Tomorrow, Thursday March 3rd, Welcome to the Smiling Coast, the documentary produced by Film Faculty member Emiel Martens, will be screened at the AfricanBamba Human Rights Film Festival in Dakar, Senegal. After the world premiere at the Pan African Film Festival in Los Angeles last month, tomorrow’s 7pm showing at Centre Culturel Jacques Chirac in Thiaroye (situated in the suburbs of Dakar) marks the African premiere of the film. Alhagie Manka, one of the Gambian crew members, will be present to do a Q&A after the screening: ‘these are exciting times for the film and I hope we are going to make Gambians proud by going out into the world.’
For more information: welcometothesmilingcoast.com.
A film by the Coen brothers is easily recognizable. The Big Lebowski, Fargo, No Country for Old Men and the new Hail Caesar! – it does not matter which genres the directors mix together, they are unmistakably Coen brothers movies. But what is it exactly that makes them like that? And how do the two filmmakers succeed in creating complete caricatures of their characters but get away with it? VPRO radio reporter Emmie Kollau spoke with Film Faculty member Gerwin van der Pol, director Michiel ten Horn (Aanmodderfakker, De Ontmaagding van Eva van End) and his cameraman Joost Wolf to answer this question.
Listen to the full interview here (in Dutch).
On March 11th, 2016, the book Exposing the Film Apparatus – The Film Archive as a Research Laboratory will be launched at an international seminar in EYE. The book was compiled by Giovanna Fossati and Annie van den Oever and consists of a collection of essays on historical and contemporary film equipment and media technologies.
Today, an interview with Film Faculty member Patricia Pisters has been published in Folia, the weekly magazine of the University of Amsterdam: ‘Film scholar Patricia Pisters investigates the intersection of film studies and neuroscience. The director of the Amsterdam School of Cultural Analysis coined the term neuro-thriller for a new type of thrillers which works directly on our brains.’

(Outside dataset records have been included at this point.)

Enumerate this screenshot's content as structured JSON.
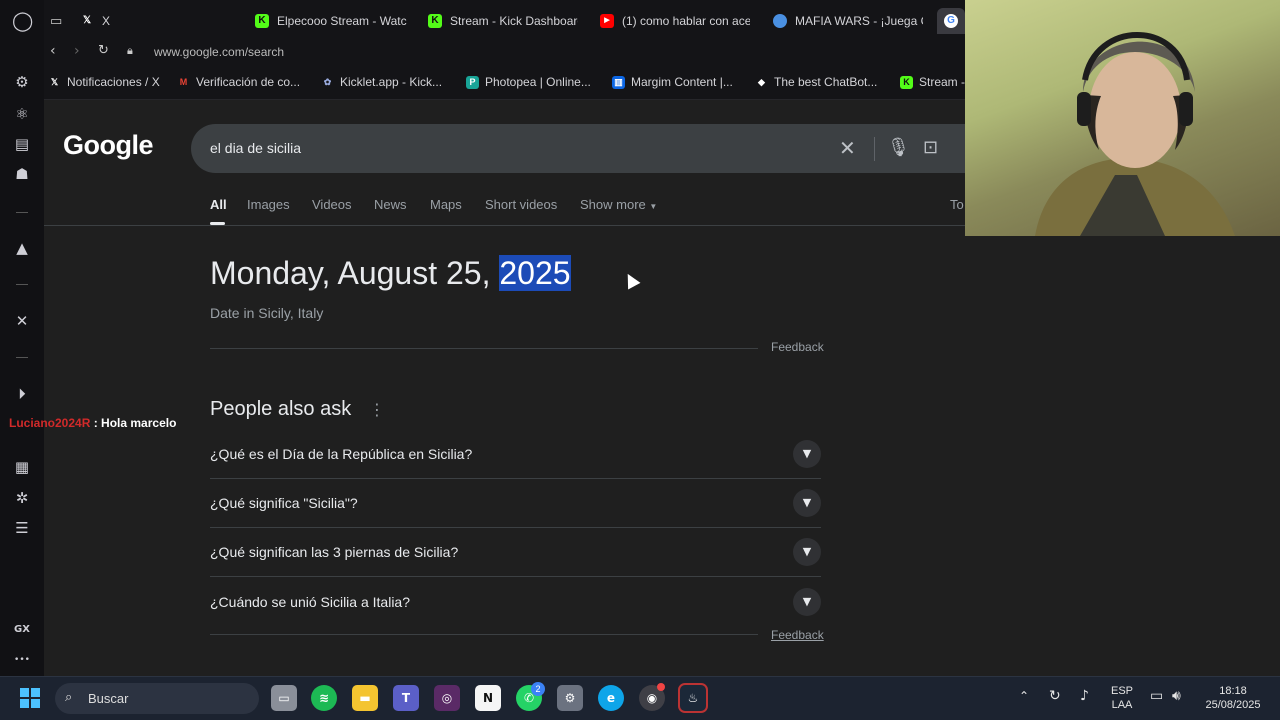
{
  "browser": {
    "tabs": [
      {
        "label": "X",
        "icon": "x-logo-icon"
      },
      {
        "label": "Elpecooo Stream - Watc",
        "icon": "kick-logo-icon",
        "color": "#53fc18"
      },
      {
        "label": "Stream - Kick Dashboard",
        "icon": "kick-logo-icon",
        "color": "#53fc18"
      },
      {
        "label": "(1) como hablar con ace",
        "icon": "youtube-icon",
        "color": "#ff0000"
      },
      {
        "label": "MAFIA WARS - ¡Juega G",
        "icon": "mafia-wars-icon",
        "color": "#4a90e2"
      },
      {
        "label": "",
        "icon": "google-icon"
      }
    ],
    "url": "www.google.com/search",
    "bookmarks": [
      {
        "label": "Notificaciones / X",
        "icon": "x-logo-icon"
      },
      {
        "label": "Verificación de co...",
        "icon": "gmail-icon"
      },
      {
        "label": "Kicklet.app - Kick...",
        "icon": "kicklet-icon"
      },
      {
        "label": "Photopea | Online...",
        "icon": "photopea-icon"
      },
      {
        "label": "Margim Content |...",
        "icon": "trello-icon"
      },
      {
        "label": "The best ChatBot...",
        "icon": "chatbot-icon"
      },
      {
        "label": "Stream -",
        "icon": "kick-logo-icon"
      }
    ]
  },
  "google": {
    "logo": "Google",
    "query": "el dia de sicilia",
    "nav": [
      "All",
      "Images",
      "Videos",
      "News",
      "Maps",
      "Short videos",
      "Show more"
    ],
    "nav_right": "To",
    "answer": {
      "date_prefix": "Monday, August 25, ",
      "date_year": "2025",
      "subtitle": "Date in Sicily, Italy",
      "feedback": "Feedback"
    },
    "paa": {
      "title": "People also ask",
      "questions": [
        "¿Qué es el Día de la República en Sicilia?",
        "¿Qué significa \"Sicilia\"?",
        "¿Qué significan las 3 piernas de Sicilia?",
        "¿Cuándo se unió Sicilia a Italia?"
      ],
      "feedback": "Feedback"
    }
  },
  "chat": {
    "user": "Luciano2024R",
    "message": " : Hola marcelo"
  },
  "sidebar": {
    "gx_label": "GX",
    "more_label": "•••"
  },
  "taskbar": {
    "search_placeholder": "Buscar",
    "whatsapp_badge": "2",
    "lang_top": "ESP",
    "lang_bottom": "LAA",
    "time": "18:18",
    "date": "25/08/2025"
  }
}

Read the full interview here.
Today a new essay by Film Faculty member Patricia Pisters has been published in Aeon, a digital magazine of ideas and culture. The essay is entitled ‘Neurothriller’ and deals with the question why and how horror films are nowadays much more scary than they were in the past.
Read the entire essay here.
The documentary Welcome to the Smiling Coast: Living in the Gambia Ghetto is selected for the Pan African Film Festival (PAFF), the largest black film festival in the United States. The film, produced by Film Studies faculty member Emiel Martens, receives its world premiere at the festival, which will be held from February 4-15 in Los Angeles.